DATASET ENTRIES:
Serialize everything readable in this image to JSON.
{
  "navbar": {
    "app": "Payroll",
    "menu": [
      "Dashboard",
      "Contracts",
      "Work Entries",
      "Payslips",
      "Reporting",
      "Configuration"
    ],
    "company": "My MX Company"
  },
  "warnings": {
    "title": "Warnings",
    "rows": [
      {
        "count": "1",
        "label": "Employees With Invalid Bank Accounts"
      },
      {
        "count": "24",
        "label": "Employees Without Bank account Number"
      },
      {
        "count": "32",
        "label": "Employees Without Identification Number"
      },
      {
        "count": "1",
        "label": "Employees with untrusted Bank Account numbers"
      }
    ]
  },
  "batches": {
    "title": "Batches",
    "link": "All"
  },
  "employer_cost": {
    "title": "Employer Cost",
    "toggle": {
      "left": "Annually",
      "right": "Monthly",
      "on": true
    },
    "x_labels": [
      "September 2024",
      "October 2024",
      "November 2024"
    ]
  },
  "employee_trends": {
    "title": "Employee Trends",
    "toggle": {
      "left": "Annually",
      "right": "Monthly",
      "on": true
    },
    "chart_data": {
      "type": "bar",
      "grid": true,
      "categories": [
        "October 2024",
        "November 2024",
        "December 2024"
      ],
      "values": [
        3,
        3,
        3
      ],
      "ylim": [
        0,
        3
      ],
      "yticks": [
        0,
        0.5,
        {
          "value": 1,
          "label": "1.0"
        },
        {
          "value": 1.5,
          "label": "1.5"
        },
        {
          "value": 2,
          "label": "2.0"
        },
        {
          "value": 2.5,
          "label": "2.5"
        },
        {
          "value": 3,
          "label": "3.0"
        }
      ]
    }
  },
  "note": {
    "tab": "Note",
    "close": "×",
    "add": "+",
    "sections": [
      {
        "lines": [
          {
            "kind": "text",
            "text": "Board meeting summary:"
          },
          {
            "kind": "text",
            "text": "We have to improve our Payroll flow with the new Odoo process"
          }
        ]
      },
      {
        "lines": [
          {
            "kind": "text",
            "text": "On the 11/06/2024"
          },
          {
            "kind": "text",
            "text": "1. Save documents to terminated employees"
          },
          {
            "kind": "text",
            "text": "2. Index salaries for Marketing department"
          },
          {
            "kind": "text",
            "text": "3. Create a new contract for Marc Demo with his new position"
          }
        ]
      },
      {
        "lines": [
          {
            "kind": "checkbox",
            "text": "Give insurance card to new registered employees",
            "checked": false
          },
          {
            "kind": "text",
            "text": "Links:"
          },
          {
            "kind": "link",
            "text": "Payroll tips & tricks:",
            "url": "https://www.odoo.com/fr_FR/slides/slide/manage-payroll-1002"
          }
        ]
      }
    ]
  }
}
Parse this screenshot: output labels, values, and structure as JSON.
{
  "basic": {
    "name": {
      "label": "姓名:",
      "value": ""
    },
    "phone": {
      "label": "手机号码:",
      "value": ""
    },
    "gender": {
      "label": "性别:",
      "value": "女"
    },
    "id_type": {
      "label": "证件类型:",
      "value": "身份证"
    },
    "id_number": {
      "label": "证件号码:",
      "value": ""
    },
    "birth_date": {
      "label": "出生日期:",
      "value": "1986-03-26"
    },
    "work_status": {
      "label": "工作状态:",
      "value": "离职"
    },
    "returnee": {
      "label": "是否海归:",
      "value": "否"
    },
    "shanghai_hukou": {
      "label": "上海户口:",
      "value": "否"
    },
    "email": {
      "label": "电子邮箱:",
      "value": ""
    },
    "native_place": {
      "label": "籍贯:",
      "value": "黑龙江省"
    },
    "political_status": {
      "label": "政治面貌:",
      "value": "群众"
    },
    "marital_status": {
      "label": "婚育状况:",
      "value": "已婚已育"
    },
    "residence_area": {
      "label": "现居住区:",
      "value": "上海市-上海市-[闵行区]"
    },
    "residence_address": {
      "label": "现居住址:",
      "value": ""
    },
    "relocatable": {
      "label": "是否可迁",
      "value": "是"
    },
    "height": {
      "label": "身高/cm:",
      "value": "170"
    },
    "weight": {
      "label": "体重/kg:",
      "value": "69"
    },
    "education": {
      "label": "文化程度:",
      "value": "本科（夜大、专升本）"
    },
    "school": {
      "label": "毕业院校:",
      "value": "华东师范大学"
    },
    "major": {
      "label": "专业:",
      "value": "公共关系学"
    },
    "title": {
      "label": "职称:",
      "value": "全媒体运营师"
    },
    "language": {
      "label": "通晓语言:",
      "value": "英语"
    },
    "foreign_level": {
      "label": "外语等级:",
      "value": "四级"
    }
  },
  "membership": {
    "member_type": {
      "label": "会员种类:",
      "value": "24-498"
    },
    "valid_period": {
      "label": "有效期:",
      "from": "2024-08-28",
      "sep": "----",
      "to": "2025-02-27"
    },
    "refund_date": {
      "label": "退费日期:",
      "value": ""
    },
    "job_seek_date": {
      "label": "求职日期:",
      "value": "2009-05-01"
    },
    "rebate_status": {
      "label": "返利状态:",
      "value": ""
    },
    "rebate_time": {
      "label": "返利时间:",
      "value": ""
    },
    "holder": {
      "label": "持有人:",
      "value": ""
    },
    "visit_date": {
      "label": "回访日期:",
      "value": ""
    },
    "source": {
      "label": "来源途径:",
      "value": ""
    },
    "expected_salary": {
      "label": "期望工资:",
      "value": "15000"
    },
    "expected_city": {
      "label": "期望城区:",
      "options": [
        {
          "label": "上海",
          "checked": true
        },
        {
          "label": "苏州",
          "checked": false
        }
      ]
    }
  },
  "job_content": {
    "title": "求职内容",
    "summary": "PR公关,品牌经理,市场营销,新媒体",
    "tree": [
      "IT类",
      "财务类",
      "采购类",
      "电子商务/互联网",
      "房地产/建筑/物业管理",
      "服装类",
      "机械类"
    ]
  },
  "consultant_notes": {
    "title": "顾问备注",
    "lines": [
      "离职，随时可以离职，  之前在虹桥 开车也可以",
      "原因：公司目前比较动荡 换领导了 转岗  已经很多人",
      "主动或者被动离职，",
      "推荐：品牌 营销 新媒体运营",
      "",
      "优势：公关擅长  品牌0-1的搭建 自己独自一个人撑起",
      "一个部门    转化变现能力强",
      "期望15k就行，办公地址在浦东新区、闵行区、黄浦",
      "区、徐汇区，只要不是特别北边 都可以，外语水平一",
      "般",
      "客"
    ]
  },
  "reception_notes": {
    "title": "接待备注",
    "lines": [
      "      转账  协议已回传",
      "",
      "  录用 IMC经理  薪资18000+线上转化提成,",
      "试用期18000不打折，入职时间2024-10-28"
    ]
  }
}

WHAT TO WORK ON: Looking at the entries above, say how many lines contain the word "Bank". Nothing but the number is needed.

TASK ANSWER: 3